Remembrances of Betty Barker

Photo by Erin Long Photography

Our dear friend Betty Barker passed away this January. Betty and her late husband Charles were among CFWM’s earliest volunteers and most impactful donors.

Betty wouldn’t have wanted the spotlight on her, but she touched so many in our community that we wanted to honor her through remembrances.

The very first thing you’ll hear when you ask anyone about Betty is that she was incredibly warm and genuine. A truly special person. “What I loved most about her was that she was the most natural person. So comfortable in her own skin. You always felt at ease with her,” said Scottie Faerber. When Betty spoke to you, she was totally focused. “You always felt that she had endless amounts of time for you.” And as everyone will tell you, Betty gave the best hugs. She was quick-witted and funny, and her sparkling eyes were always ready to laugh.

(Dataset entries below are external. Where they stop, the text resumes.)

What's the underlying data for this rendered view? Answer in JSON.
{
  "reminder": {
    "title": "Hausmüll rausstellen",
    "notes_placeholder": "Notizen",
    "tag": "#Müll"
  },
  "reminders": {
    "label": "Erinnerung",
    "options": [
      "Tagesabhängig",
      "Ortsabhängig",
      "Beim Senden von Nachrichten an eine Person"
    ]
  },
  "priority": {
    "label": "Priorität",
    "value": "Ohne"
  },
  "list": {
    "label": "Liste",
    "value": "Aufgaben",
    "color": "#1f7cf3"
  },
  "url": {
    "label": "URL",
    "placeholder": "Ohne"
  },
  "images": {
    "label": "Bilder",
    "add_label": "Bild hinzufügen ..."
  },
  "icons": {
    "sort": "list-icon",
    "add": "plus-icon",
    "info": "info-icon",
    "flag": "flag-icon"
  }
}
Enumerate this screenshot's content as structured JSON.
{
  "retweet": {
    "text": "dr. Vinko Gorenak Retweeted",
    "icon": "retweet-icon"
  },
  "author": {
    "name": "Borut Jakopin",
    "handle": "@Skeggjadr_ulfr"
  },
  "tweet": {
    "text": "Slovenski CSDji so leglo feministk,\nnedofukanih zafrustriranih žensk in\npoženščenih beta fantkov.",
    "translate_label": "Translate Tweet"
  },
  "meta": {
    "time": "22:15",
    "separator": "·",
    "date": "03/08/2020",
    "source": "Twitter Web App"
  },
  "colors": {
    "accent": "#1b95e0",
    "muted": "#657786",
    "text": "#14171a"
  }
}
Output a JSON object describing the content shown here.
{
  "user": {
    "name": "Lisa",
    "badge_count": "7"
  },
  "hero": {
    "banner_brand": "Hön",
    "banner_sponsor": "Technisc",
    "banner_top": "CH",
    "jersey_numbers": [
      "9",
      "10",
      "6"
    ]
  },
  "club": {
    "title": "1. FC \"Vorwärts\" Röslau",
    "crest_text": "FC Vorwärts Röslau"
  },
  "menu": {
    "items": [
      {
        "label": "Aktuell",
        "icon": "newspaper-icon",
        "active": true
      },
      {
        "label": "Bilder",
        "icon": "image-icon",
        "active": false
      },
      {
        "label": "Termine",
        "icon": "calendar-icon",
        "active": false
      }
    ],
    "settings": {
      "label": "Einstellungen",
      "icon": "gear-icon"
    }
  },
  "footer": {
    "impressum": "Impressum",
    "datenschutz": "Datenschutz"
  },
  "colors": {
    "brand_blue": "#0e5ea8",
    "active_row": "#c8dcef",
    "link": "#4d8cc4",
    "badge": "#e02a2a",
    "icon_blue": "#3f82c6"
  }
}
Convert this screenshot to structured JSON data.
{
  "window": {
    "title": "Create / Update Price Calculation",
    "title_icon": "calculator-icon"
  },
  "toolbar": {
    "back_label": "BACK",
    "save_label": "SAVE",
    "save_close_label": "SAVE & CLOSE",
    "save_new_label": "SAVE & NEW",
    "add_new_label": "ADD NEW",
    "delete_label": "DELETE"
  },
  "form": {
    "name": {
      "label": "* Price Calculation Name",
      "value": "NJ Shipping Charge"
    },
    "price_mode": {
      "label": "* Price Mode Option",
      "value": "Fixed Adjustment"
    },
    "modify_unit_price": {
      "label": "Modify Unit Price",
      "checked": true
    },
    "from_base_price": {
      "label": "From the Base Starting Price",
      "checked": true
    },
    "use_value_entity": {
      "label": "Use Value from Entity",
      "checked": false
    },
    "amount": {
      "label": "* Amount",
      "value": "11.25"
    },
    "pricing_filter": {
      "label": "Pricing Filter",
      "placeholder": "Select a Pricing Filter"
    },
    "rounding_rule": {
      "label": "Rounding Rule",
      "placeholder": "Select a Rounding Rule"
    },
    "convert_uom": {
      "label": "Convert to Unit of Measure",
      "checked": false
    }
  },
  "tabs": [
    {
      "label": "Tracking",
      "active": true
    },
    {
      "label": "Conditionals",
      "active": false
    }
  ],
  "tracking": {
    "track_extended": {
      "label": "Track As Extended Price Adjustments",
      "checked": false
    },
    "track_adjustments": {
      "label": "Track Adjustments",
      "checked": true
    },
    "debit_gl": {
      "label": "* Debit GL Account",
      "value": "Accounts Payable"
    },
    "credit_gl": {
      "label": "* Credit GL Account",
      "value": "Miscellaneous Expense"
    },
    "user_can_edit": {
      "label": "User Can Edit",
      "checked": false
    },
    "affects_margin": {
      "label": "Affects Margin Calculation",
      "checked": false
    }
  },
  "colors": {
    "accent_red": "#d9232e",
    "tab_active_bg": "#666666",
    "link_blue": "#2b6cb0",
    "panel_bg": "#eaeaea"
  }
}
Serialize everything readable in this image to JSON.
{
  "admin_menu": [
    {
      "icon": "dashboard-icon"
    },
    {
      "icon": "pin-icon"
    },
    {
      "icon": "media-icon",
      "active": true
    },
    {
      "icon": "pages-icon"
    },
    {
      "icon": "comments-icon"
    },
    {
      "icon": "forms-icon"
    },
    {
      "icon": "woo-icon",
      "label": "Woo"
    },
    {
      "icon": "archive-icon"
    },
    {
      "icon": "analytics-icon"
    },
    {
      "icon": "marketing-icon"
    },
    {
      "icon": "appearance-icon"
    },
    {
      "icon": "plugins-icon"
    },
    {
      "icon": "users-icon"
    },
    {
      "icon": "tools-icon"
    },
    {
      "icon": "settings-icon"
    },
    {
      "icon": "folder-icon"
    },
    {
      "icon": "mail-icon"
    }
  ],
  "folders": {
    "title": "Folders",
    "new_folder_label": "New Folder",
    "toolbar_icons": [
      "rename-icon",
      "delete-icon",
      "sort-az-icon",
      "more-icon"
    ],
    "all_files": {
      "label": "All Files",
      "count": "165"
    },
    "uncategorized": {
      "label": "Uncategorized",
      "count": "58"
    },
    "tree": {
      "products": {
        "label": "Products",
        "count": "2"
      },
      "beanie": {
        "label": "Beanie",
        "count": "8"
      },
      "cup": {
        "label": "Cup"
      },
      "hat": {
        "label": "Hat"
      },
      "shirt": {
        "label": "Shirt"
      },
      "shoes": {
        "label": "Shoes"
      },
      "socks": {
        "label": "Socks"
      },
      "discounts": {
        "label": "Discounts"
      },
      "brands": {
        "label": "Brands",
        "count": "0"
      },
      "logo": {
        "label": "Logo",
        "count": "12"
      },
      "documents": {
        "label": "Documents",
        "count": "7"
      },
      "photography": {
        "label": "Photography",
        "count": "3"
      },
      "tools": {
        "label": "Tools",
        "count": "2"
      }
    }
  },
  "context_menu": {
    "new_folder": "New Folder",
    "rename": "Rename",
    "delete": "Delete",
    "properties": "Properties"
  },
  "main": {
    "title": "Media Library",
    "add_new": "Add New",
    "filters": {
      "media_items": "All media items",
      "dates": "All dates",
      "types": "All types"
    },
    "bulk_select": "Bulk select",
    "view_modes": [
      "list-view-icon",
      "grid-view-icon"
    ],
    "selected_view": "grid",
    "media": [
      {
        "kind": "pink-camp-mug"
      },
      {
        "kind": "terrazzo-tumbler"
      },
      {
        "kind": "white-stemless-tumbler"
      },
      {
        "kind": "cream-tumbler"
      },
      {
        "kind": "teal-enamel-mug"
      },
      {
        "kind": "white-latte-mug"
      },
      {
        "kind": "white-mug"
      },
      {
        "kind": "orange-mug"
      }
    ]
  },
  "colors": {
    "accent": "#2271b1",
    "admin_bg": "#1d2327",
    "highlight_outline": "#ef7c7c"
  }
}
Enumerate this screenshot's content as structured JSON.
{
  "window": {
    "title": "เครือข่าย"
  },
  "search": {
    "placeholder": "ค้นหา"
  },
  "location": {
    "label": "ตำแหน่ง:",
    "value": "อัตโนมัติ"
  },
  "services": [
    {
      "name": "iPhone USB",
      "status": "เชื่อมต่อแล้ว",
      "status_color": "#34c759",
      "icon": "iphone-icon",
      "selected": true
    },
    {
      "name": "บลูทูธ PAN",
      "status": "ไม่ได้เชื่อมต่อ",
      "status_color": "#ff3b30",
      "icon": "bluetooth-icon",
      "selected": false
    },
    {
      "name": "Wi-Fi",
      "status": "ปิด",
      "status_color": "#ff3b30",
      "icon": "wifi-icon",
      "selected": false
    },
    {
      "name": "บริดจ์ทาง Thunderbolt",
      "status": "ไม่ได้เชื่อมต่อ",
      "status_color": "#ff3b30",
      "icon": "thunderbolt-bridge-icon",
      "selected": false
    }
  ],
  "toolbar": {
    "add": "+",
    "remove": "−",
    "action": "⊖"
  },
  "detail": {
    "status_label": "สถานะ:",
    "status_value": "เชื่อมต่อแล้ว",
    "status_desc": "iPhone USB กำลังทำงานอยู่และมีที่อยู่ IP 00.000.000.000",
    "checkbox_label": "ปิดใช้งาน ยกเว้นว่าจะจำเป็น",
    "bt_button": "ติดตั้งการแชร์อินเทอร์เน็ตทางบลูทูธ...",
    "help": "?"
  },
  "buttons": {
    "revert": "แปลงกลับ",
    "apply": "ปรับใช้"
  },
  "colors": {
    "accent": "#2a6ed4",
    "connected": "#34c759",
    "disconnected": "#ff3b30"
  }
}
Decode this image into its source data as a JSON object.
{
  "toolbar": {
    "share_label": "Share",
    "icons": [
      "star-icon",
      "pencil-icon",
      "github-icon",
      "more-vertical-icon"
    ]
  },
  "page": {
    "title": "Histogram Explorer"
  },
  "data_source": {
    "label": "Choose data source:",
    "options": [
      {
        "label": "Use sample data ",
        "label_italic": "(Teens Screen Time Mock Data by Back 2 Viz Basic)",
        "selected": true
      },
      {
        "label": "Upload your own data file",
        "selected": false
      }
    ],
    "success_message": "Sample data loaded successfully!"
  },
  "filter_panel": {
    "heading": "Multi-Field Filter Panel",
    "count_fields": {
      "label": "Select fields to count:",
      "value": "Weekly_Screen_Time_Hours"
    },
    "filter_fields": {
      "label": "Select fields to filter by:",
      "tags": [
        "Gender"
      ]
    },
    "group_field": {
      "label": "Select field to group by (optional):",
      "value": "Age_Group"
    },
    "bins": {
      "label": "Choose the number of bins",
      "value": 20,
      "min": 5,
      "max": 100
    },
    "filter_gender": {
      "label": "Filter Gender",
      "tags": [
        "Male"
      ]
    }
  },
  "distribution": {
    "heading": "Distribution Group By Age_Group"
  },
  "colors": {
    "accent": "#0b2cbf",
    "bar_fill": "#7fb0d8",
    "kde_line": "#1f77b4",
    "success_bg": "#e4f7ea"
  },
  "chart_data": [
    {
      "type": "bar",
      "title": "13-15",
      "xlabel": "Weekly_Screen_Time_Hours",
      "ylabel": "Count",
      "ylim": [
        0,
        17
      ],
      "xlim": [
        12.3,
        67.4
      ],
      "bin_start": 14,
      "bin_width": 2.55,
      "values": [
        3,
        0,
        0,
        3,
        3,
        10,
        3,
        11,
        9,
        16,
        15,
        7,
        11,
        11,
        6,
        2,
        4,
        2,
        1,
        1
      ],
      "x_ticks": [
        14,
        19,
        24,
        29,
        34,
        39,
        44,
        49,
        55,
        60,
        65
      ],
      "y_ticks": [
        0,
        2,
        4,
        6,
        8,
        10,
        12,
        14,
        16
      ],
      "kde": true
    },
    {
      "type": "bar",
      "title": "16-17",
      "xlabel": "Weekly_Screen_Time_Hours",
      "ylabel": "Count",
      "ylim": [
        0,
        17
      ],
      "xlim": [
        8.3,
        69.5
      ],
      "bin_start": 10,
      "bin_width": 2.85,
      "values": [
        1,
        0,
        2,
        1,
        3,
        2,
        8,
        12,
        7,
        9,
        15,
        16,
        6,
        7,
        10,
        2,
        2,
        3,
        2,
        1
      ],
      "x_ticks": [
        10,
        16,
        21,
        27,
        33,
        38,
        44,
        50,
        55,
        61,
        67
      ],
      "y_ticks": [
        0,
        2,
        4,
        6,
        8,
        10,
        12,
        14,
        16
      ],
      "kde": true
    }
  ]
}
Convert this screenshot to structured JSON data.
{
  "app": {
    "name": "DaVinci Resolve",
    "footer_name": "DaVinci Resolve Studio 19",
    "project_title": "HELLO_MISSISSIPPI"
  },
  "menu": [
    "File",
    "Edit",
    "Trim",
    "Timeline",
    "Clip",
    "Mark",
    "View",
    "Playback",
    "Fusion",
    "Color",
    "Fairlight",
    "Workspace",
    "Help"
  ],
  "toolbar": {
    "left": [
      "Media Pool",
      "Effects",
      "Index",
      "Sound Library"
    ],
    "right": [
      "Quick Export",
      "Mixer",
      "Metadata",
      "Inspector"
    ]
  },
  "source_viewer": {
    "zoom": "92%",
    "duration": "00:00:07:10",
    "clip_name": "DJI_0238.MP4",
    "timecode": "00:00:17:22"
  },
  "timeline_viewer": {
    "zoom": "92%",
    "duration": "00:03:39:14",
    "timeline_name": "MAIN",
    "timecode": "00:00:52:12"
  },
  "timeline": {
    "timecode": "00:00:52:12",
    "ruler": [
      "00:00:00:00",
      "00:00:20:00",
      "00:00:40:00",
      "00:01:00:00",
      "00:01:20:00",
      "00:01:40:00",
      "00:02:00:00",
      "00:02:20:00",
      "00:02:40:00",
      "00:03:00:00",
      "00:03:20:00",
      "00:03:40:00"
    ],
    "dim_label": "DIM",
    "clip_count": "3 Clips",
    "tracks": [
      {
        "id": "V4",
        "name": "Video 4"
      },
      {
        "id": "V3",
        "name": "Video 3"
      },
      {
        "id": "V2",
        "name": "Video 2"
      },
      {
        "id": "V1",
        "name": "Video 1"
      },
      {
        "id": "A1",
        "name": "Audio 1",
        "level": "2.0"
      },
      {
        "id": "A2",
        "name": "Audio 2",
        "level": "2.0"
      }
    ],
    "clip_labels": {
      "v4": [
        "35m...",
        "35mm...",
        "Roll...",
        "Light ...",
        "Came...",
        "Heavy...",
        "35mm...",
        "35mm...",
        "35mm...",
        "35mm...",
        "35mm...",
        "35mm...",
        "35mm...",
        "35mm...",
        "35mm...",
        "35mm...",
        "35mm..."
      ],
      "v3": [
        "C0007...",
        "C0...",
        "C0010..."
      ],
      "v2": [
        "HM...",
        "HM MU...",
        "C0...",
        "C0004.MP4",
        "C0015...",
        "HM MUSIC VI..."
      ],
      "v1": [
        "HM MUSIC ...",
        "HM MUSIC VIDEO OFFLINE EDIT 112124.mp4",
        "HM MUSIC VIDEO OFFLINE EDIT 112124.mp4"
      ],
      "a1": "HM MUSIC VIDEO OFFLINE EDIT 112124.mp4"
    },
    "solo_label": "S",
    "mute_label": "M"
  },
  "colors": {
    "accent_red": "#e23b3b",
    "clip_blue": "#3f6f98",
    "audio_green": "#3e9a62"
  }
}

Less well known was her generosity. She lived modestly but gave effusively. She was very private and quiet in her giving. “She never talked about it. She was never seeking praise or recognition,” reflected Bruce Brown. With Charles, she had a deep sense of belonging to their community. Her first thought was to help those in her beloved Franklin County. “She did so much good for Franklin County over so many years and was the best ambassador there could be for the Community Foundation,” said Betsy Belden.

Betty was among the early team of volunteers who helped CFWM review grant proposals from nonprofits. “She loved the visits to nonprofits. We saw how committed, intelligent, and determined the staff were, and we discovered needs we hadn’t known about,” said Bruce. Betty would frequently ask, “What do you need?” It embodied her humility to not assume anything. With those words she communicated her respect and desire to help.

Betty gave her time because she wanted to help, but also because she got so much out of it. She wanted to know what was happening in her community. She wanted to learn. “Betty always would ask what’s going on. She was always interested. Both she and Charles were excited to hear about everything,” said Scottie.

And of course, Betty was smart and practical. Kent Faerber commented, “Nothing passed her by. She was no fool.” “She was quite opinionated,” added Bruce. “She’d say to the Distribution Committee, ‘We really have to support this project.’” Nancy Reiche shared that Betty could have taught “a master class in common sense and pragmatism” but, “instead, she conveyed her wisdom through her words and deeds.”

As a volunteer, “Betty would dig deeper in interviews to determine the rationales behind funding requests and pose questions to other volunteers,” described Nancy. She was “interested in the concrete and tangible. Things that would clearly benefit the community,” said Sheila Toto.

She was deeply appreciative of family. Scottie observed, “She felt fortunate to end up with what they had. She was so grateful for her life with Charles and Ann, her daughter. She loved talking about them. She just adored Charles. After Charles was gone, she would frequently mention that Ann made a point of coming for lunch every day. It meant the world to her.”

That sense of community extended to CFWM. “Betty and Charles both treated CFWM like family. They just loved coming down to the Foundation,” continued Kent. Bruce added, “We felt privileged to represent the Foundation.”

The relationships she formed with fellow volunteers lasted long past her tenure on the CFWM Distribution Committee. “We worked hard together. And after our 9-year ordeal (on the Distribution Committee) we finally got to play!” mentioned Angela Wright. So a group of members, including Betty and Charles continued to get together regularly “strictly for laughs. We had a lot of fun” she said.

Betty has left a tremendous impact on those she touched. Many may never know that she was the source of support that provided their scholarship, funded much needed meals, or strengthened their local institutions. But for those who knew her, Betty Barker won’t be forgotten.

“In any lifetime, if you’re lucky, you run across people you remember forever. Betty was someone you felt like you’d known your whole life,” expressed Angela. Scottie spoke for us all, adding, “I’m so grateful to have known her. We miss her.”

Our thanks to those who shared their memories with us:

Betsy Belden
Bruce Brown
Kent and Scottie Faerber
Nancy Reiche
Sheila Toto
Angela Wright